INFORMATION PROVIDED
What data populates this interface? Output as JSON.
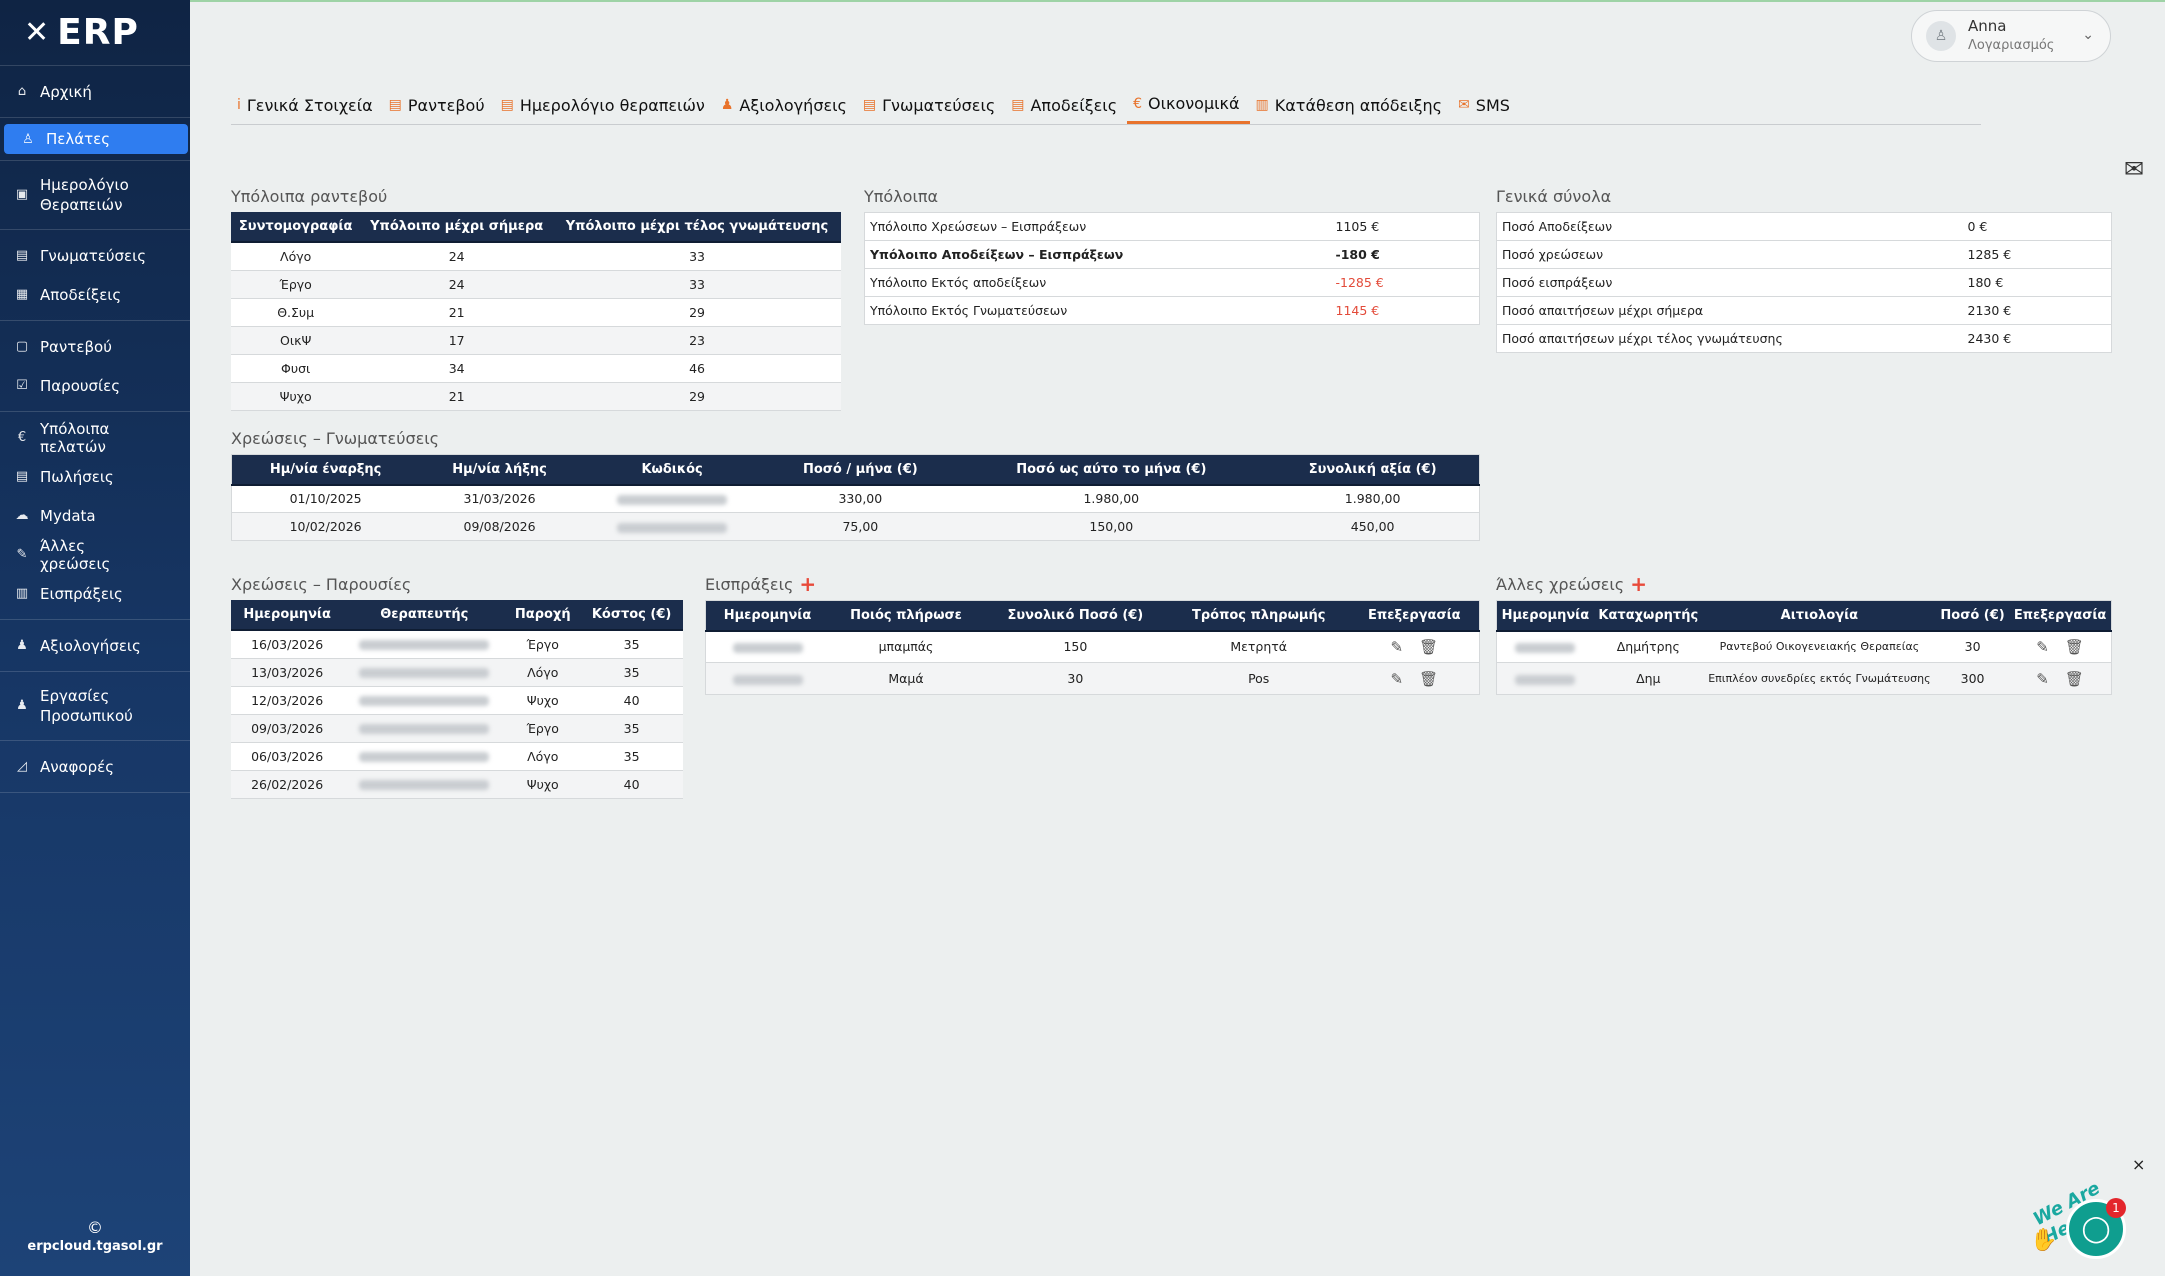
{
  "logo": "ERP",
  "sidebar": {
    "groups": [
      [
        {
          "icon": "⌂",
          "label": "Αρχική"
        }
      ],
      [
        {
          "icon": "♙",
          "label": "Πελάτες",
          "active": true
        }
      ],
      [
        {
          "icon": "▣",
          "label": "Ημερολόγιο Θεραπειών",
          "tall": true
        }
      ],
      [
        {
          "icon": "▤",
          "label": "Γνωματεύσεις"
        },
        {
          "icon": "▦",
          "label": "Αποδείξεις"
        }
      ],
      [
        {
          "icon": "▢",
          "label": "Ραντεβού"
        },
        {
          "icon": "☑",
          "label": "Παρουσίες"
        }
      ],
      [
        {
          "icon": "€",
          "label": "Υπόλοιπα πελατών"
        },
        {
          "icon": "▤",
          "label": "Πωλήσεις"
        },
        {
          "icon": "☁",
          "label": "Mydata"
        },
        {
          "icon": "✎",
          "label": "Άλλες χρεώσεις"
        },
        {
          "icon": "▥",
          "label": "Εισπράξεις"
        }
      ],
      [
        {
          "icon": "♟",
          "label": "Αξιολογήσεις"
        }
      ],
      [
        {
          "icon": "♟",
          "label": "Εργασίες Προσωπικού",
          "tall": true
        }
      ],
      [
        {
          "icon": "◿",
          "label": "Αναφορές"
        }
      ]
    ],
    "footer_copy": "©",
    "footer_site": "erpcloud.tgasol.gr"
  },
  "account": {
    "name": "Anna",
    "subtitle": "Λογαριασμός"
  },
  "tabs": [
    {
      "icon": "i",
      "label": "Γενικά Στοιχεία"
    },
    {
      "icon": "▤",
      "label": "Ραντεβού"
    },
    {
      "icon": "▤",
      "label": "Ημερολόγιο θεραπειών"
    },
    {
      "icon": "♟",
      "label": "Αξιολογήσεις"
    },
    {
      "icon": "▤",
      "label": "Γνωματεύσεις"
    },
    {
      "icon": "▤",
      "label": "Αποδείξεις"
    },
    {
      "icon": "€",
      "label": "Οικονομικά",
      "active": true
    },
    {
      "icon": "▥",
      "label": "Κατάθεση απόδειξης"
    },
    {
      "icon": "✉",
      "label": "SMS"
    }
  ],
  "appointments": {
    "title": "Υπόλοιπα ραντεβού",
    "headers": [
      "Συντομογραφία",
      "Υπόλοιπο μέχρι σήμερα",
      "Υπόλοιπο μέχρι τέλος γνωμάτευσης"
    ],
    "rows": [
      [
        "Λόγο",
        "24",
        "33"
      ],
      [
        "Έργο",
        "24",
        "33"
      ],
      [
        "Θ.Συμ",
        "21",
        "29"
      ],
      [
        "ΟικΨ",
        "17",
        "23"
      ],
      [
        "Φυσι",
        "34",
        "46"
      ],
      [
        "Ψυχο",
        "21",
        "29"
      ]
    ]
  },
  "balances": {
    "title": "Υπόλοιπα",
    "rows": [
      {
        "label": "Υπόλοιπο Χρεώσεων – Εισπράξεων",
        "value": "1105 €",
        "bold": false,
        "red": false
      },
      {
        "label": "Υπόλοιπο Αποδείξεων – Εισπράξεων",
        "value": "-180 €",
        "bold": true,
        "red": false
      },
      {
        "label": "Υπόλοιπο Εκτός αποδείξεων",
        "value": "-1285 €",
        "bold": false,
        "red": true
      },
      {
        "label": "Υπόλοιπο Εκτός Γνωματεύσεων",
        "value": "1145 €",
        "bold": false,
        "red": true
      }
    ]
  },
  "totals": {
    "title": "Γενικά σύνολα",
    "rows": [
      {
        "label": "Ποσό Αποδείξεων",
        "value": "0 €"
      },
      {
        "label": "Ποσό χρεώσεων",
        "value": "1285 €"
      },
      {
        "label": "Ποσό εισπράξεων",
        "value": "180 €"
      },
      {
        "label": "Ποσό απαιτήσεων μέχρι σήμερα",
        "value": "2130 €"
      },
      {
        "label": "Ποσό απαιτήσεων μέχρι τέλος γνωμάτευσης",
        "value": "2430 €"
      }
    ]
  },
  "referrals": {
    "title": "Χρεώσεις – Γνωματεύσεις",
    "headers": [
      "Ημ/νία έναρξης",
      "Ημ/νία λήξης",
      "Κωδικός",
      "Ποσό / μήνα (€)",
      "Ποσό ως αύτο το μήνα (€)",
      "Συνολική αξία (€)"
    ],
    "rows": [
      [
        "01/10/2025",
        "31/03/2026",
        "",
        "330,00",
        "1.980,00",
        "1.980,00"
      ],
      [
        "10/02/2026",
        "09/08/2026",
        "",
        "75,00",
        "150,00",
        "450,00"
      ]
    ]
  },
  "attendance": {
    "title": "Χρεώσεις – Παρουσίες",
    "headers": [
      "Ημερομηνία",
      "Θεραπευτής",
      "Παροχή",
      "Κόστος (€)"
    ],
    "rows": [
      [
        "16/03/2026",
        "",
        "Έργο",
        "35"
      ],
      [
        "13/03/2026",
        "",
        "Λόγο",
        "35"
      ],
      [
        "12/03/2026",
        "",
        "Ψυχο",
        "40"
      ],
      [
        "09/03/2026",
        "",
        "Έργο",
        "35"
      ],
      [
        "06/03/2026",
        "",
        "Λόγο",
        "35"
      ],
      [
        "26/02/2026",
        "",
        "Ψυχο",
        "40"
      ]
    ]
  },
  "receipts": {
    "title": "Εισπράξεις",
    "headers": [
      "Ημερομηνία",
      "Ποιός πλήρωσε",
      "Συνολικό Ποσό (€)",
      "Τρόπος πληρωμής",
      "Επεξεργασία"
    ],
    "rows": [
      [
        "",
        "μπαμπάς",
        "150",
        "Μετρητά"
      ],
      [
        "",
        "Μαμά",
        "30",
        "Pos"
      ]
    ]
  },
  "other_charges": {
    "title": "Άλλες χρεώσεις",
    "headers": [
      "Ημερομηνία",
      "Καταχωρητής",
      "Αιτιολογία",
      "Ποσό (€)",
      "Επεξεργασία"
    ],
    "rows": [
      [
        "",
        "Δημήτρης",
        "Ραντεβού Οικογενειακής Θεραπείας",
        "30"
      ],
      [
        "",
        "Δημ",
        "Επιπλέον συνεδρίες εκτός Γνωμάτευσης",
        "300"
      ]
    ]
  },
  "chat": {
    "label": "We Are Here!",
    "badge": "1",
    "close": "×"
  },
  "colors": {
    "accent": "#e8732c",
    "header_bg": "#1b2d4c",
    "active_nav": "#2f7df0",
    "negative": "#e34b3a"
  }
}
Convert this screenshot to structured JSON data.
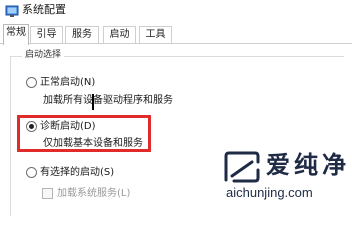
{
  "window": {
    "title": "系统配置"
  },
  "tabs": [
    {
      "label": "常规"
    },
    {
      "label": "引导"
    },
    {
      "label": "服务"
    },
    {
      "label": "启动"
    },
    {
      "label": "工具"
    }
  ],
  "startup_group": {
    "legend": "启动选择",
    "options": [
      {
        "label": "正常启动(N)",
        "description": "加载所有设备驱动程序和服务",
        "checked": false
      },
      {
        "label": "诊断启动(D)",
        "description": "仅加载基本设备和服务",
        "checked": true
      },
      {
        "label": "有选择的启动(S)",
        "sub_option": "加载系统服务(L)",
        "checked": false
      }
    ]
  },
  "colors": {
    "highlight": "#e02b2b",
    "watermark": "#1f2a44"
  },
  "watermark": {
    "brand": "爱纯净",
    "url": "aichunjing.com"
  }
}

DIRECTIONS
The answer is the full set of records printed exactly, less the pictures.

THE ANSWER
What data populates this interface? Output as JSON.
{
  "logo": "ERP",
  "sidebar": {
    "groups": [
      [
        {
          "icon": "⌂",
          "label": "Αρχική"
        }
      ],
      [
        {
          "icon": "♙",
          "label": "Πελάτες",
          "active": true
        }
      ],
      [
        {
          "icon": "▣",
          "label": "Ημερολόγιο Θεραπειών",
          "tall": true
        }
      ],
      [
        {
          "icon": "▤",
          "label": "Γνωματεύσεις"
        },
        {
          "icon": "▦",
          "label": "Αποδείξεις"
        }
      ],
      [
        {
          "icon": "▢",
          "label": "Ραντεβού"
        },
        {
          "icon": "☑",
          "label": "Παρουσίες"
        }
      ],
      [
        {
          "icon": "€",
          "label": "Υπόλοιπα πελατών"
        },
        {
          "icon": "▤",
          "label": "Πωλήσεις"
        },
        {
          "icon": "☁",
          "label": "Mydata"
        },
        {
          "icon": "✎",
          "label": "Άλλες χρεώσεις"
        },
        {
          "icon": "▥",
          "label": "Εισπράξεις"
        }
      ],
      [
        {
          "icon": "♟",
          "label": "Αξιολογήσεις"
        }
      ],
      [
        {
          "icon": "♟",
          "label": "Εργασίες Προσωπικού",
          "tall": true
        }
      ],
      [
        {
          "icon": "◿",
          "label": "Αναφορές"
        }
      ]
    ],
    "footer_copy": "©",
    "footer_site": "erpcloud.tgasol.gr"
  },
  "account": {
    "name": "Anna",
    "subtitle": "Λογαριασμός"
  },
  "tabs": [
    {
      "icon": "i",
      "label": "Γενικά Στοιχεία"
    },
    {
      "icon": "▤",
      "label": "Ραντεβού"
    },
    {
      "icon": "▤",
      "label": "Ημερολόγιο θεραπειών"
    },
    {
      "icon": "♟",
      "label": "Αξιολογήσεις"
    },
    {
      "icon": "▤",
      "label": "Γνωματεύσεις"
    },
    {
      "icon": "▤",
      "label": "Αποδείξεις"
    },
    {
      "icon": "€",
      "label": "Οικονομικά",
      "active": true
    },
    {
      "icon": "▥",
      "label": "Κατάθεση απόδειξης"
    },
    {
      "icon": "✉",
      "label": "SMS"
    }
  ],
  "appointments": {
    "title": "Υπόλοιπα ραντεβού",
    "headers": [
      "Συντομογραφία",
      "Υπόλοιπο μέχρι σήμερα",
      "Υπόλοιπο μέχρι τέλος γνωμάτευσης"
    ],
    "rows": [
      [
        "Λόγο",
        "24",
        "33"
      ],
      [
        "Έργο",
        "24",
        "33"
      ],
      [
        "Θ.Συμ",
        "21",
        "29"
      ],
      [
        "ΟικΨ",
        "17",
        "23"
      ],
      [
        "Φυσι",
        "34",
        "46"
      ],
      [
        "Ψυχο",
        "21",
        "29"
      ]
    ]
  },
  "balances": {
    "title": "Υπόλοιπα",
    "rows": [
      {
        "label": "Υπόλοιπο Χρεώσεων – Εισπράξεων",
        "value": "1105 €",
        "bold": false,
        "red": false
      },
      {
        "label": "Υπόλοιπο Αποδείξεων – Εισπράξεων",
        "value": "-180 €",
        "bold": true,
        "red": false
      },
      {
        "label": "Υπόλοιπο Εκτός αποδείξεων",
        "value": "-1285 €",
        "bold": false,
        "red": true
      },
      {
        "label": "Υπόλοιπο Εκτός Γνωματεύσεων",
        "value": "1145 €",
        "bold": false,
        "red": true
      }
    ]
  },
  "totals": {
    "title": "Γενικά σύνολα",
    "rows": [
      {
        "label": "Ποσό Αποδείξεων",
        "value": "0 €"
      },
      {
        "label": "Ποσό χρεώσεων",
        "value": "1285 €"
      },
      {
        "label": "Ποσό εισπράξεων",
        "value": "180 €"
      },
      {
        "label": "Ποσό απαιτήσεων μέχρι σήμερα",
        "value": "2130 €"
      },
      {
        "label": "Ποσό απαιτήσεων μέχρι τέλος γνωμάτευσης",
        "value": "2430 €"
      }
    ]
  },
  "referrals": {
    "title": "Χρεώσεις – Γνωματεύσεις",
    "headers": [
      "Ημ/νία έναρξης",
      "Ημ/νία λήξης",
      "Κωδικός",
      "Ποσό / μήνα (€)",
      "Ποσό ως αύτο το μήνα (€)",
      "Συνολική αξία (€)"
    ],
    "rows": [
      [
        "01/10/2025",
        "31/03/2026",
        "",
        "330,00",
        "1.980,00",
        "1.980,00"
      ],
      [
        "10/02/2026",
        "09/08/2026",
        "",
        "75,00",
        "150,00",
        "450,00"
      ]
    ]
  },
  "attendance": {
    "title": "Χρεώσεις – Παρουσίες",
    "headers": [
      "Ημερομηνία",
      "Θεραπευτής",
      "Παροχή",
      "Κόστος (€)"
    ],
    "rows": [
      [
        "16/03/2026",
        "",
        "Έργο",
        "35"
      ],
      [
        "13/03/2026",
        "",
        "Λόγο",
        "35"
      ],
      [
        "12/03/2026",
        "",
        "Ψυχο",
        "40"
      ],
      [
        "09/03/2026",
        "",
        "Έργο",
        "35"
      ],
      [
        "06/03/2026",
        "",
        "Λόγο",
        "35"
      ],
      [
        "26/02/2026",
        "",
        "Ψυχο",
        "40"
      ]
    ]
  },
  "receipts": {
    "title": "Εισπράξεις",
    "headers": [
      "Ημερομηνία",
      "Ποιός πλήρωσε",
      "Συνολικό Ποσό (€)",
      "Τρόπος πληρωμής",
      "Επεξεργασία"
    ],
    "rows": [
      [
        "",
        "μπαμπάς",
        "150",
        "Μετρητά"
      ],
      [
        "",
        "Μαμά",
        "30",
        "Pos"
      ]
    ]
  },
  "other_charges": {
    "title": "Άλλες χρεώσεις",
    "headers": [
      "Ημερομηνία",
      "Καταχωρητής",
      "Αιτιολογία",
      "Ποσό (€)",
      "Επεξεργασία"
    ],
    "rows": [
      [
        "",
        "Δημήτρης",
        "Ραντεβού Οικογενειακής Θεραπείας",
        "30"
      ],
      [
        "",
        "Δημ",
        "Επιπλέον συνεδρίες εκτός Γνωμάτευσης",
        "300"
      ]
    ]
  },
  "chat": {
    "label": "We Are Here!",
    "badge": "1",
    "close": "×"
  },
  "colors": {
    "accent": "#e8732c",
    "header_bg": "#1b2d4c",
    "active_nav": "#2f7df0",
    "negative": "#e34b3a"
  }
}
Convert this screenshot to structured JSON data.
{
  "window": {
    "title": "系统配置"
  },
  "tabs": [
    {
      "label": "常规"
    },
    {
      "label": "引导"
    },
    {
      "label": "服务"
    },
    {
      "label": "启动"
    },
    {
      "label": "工具"
    }
  ],
  "startup_group": {
    "legend": "启动选择",
    "options": [
      {
        "label": "正常启动(N)",
        "description": "加载所有设备驱动程序和服务",
        "checked": false
      },
      {
        "label": "诊断启动(D)",
        "description": "仅加载基本设备和服务",
        "checked": true
      },
      {
        "label": "有选择的启动(S)",
        "sub_option": "加载系统服务(L)",
        "checked": false
      }
    ]
  },
  "colors": {
    "highlight": "#e02b2b",
    "watermark": "#1f2a44"
  },
  "watermark": {
    "brand": "爱纯净",
    "url": "aichunjing.com"
  }
}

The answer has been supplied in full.